Paper Reviewed
Balch, J.K., Bradley, B.A., Abatzoglou, J.T., Nagy, R.C., Fusco, E.J. and Mahood, A.L. 2017. Human-started wildfires expand the fire niche across the United States. Proceedings of the U.S. National Academy of Science 114: 2946-2951.

Noting that the economic and ecological costs of wildfires in the United States have risen substantially in recent decades, Balch et al. (2017) describe how they studied over 1.5 million government records of wildfires that had to be either extinguished or managed by state or federal agencies from 1992 to 2012. And what did they learn by so doing?

The six scientists report that "humans have vastly expanded the spatial and seasonal 'fire niche' in the coterminous United States, accounting for [1] 84% of all wildfires and [2] 44% of total area burned," that (3) "during the 21-year time period, the human-caused fire season was three times longer than the lightning-caused fire season," and that (4) humans "added an average of 20,000 wildfires per year across the United States."

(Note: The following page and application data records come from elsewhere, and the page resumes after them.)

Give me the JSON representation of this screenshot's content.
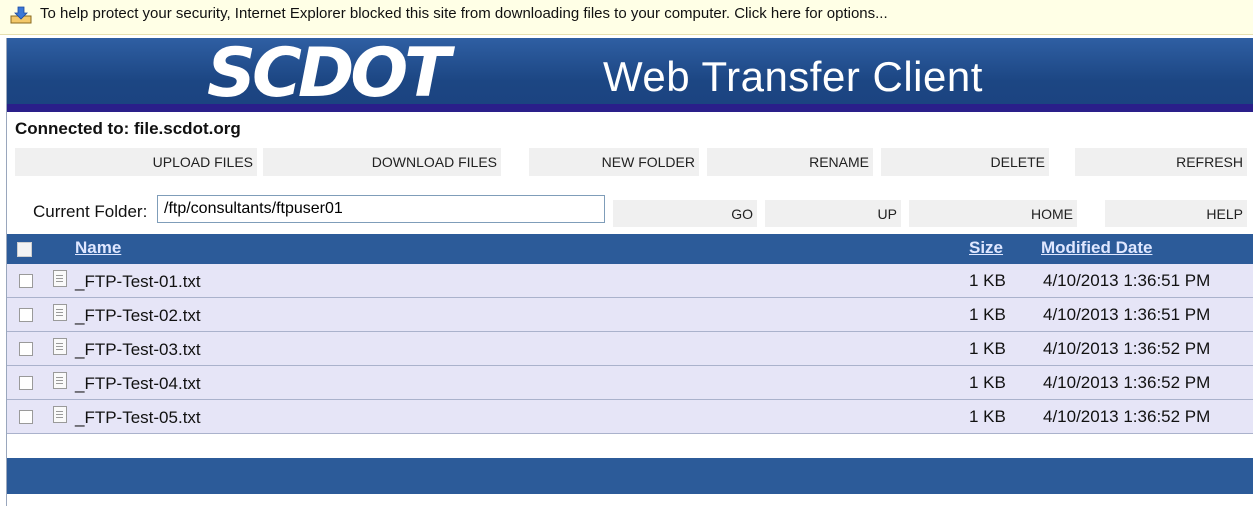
{
  "infobar": {
    "message": "To help protect your security, Internet Explorer blocked this site from downloading files to your computer. Click here for options..."
  },
  "banner": {
    "logo_text": "SCDOT",
    "title": "Web Transfer Client"
  },
  "connection": {
    "label": "Connected to: file.scdot.org"
  },
  "toolbar": {
    "upload": "UPLOAD FILES",
    "download": "DOWNLOAD FILES",
    "new_folder": "NEW FOLDER",
    "rename": "RENAME",
    "delete": "DELETE",
    "refresh": "REFRESH"
  },
  "folder": {
    "label": "Current Folder:",
    "value": "/ftp/consultants/ftpuser01",
    "go": "GO",
    "up": "UP",
    "home": "HOME",
    "help": "HELP"
  },
  "grid": {
    "headers": {
      "name": "Name",
      "size": "Size",
      "date": "Modified Date"
    },
    "rows": [
      {
        "name": "_FTP-Test-01.txt",
        "size": "1 KB",
        "date": "4/10/2013 1:36:51 PM"
      },
      {
        "name": "_FTP-Test-02.txt",
        "size": "1 KB",
        "date": "4/10/2013 1:36:51 PM"
      },
      {
        "name": "_FTP-Test-03.txt",
        "size": "1 KB",
        "date": "4/10/2013 1:36:52 PM"
      },
      {
        "name": "_FTP-Test-04.txt",
        "size": "1 KB",
        "date": "4/10/2013 1:36:52 PM"
      },
      {
        "name": "_FTP-Test-05.txt",
        "size": "1 KB",
        "date": "4/10/2013 1:36:52 PM"
      }
    ]
  },
  "colors": {
    "banner_blue": "#1c4683",
    "grid_header": "#2c5b99",
    "row_bg": "#e6e5f7",
    "infobar_bg": "#ffffe6"
  },
  "icons": {
    "infobar": "download-blocked-icon",
    "file": "text-file-icon"
  }
}
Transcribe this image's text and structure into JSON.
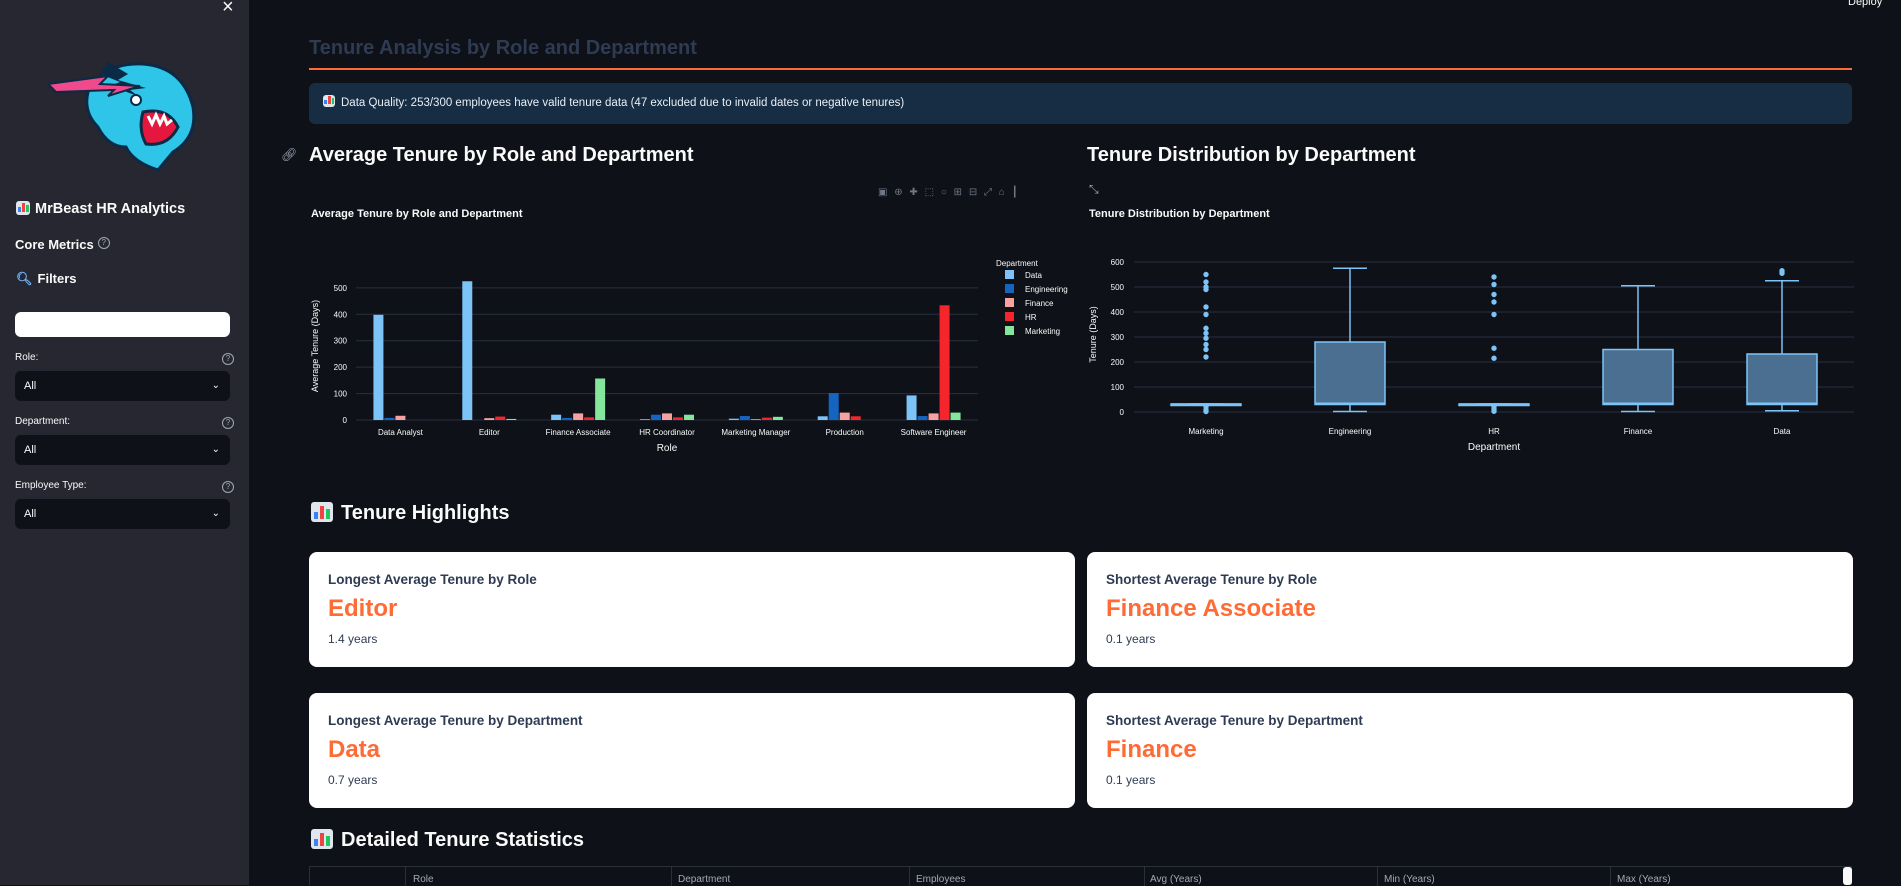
{
  "sidebar": {
    "close_icon": "×",
    "app_title": "MrBeast HR Analytics",
    "core_metrics": "Core Metrics",
    "filters": "Filters",
    "search_value": "",
    "role_label": "Role:",
    "role_value": "All",
    "department_label": "Department:",
    "department_value": "All",
    "employee_type_label": "Employee Type:",
    "employee_type_value": "All"
  },
  "topbar": {
    "deploy_label": "Deploy"
  },
  "page": {
    "header": "Tenure Analysis by Role and Department",
    "data_quality": "Data Quality: 253/300 employees have valid tenure data (47 excluded due to invalid dates or negative tenures)"
  },
  "sections": {
    "bar_section_title": "Average Tenure by Role and Department",
    "box_section_title": "Tenure Distribution by Department",
    "highlights_title": "Tenure Highlights",
    "details_title": "Detailed Tenure Statistics"
  },
  "highlights": [
    {
      "label": "Longest Average Tenure by Role",
      "value": "Editor",
      "sub": "1.4 years"
    },
    {
      "label": "Shortest Average Tenure by Role",
      "value": "Finance Associate",
      "sub": "0.1 years"
    },
    {
      "label": "Longest Average Tenure by Department",
      "value": "Data",
      "sub": "0.7 years"
    },
    {
      "label": "Shortest Average Tenure by Department",
      "value": "Finance",
      "sub": "0.1 years"
    }
  ],
  "table": {
    "columns": [
      "Role",
      "Department",
      "Employees",
      "Avg (Years)",
      "Min (Years)",
      "Max (Years)"
    ]
  },
  "colors": {
    "accent": "#ff6b35",
    "Data": "#7cc3f7",
    "Engineering": "#1565c0",
    "Finance": "#f7a1a1",
    "HR": "#f5262b",
    "Marketing": "#86e59c"
  },
  "chart_data": [
    {
      "type": "bar",
      "title": "Average Tenure by Role and Department",
      "xlabel": "Role",
      "ylabel": "Average Tenure (Days)",
      "ylim": [
        0,
        560
      ],
      "yticks": [
        0,
        100,
        200,
        300,
        400,
        500
      ],
      "legend_title": "Department",
      "legend_position": "top-right",
      "grid": true,
      "categories": [
        "Data Analyst",
        "Editor",
        "Finance Associate",
        "HR Coordinator",
        "Marketing Manager",
        "Production",
        "Software Engineer"
      ],
      "series": [
        {
          "name": "Data",
          "values": [
            398,
            525,
            20,
            3,
            5,
            14,
            93
          ]
        },
        {
          "name": "Engineering",
          "values": [
            8,
            0,
            8,
            20,
            15,
            102,
            15
          ]
        },
        {
          "name": "Finance",
          "values": [
            16,
            7,
            25,
            25,
            3,
            28,
            25
          ]
        },
        {
          "name": "HR",
          "values": [
            0,
            13,
            10,
            10,
            9,
            14,
            434
          ]
        },
        {
          "name": "Marketing",
          "values": [
            0,
            4,
            157,
            20,
            12,
            0,
            28
          ]
        }
      ]
    },
    {
      "type": "box",
      "title": "Tenure Distribution by Department",
      "xlabel": "Department",
      "ylabel": "Tenure (Days)",
      "ylim": [
        0,
        620
      ],
      "yticks": [
        0,
        100,
        200,
        300,
        400,
        500,
        600
      ],
      "grid": true,
      "categories": [
        "Marketing",
        "Engineering",
        "HR",
        "Finance",
        "Data"
      ],
      "boxes": [
        {
          "name": "Marketing",
          "min": 30,
          "q1": 30,
          "median": 32,
          "q3": 32,
          "max": 32,
          "outliers": [
            550,
            520,
            500,
            490,
            420,
            390,
            335,
            315,
            295,
            270,
            250,
            220,
            22,
            10,
            2
          ]
        },
        {
          "name": "Engineering",
          "min": 2,
          "q1": 30,
          "median": 35,
          "q3": 280,
          "max": 575
        },
        {
          "name": "HR",
          "min": 30,
          "q1": 30,
          "median": 32,
          "q3": 32,
          "max": 32,
          "outliers": [
            540,
            510,
            470,
            440,
            390,
            255,
            215,
            22,
            12,
            3
          ]
        },
        {
          "name": "Finance",
          "min": 2,
          "q1": 30,
          "median": 35,
          "q3": 250,
          "max": 505
        },
        {
          "name": "Data",
          "min": 5,
          "q1": 30,
          "median": 35,
          "q3": 232,
          "max": 525,
          "outliers": [
            565,
            555
          ]
        }
      ]
    }
  ]
}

And so we find that people, not nature (as in climate change) have been responsible for the increasing number of yearly U.S. wildfires over the past two decades, which makes one wonder if the same might also be true of many of the other deleterious weather phenomena that climate alarmists claim to be caused by anthropogenic CO2 emissions.

Posted 2 June 2017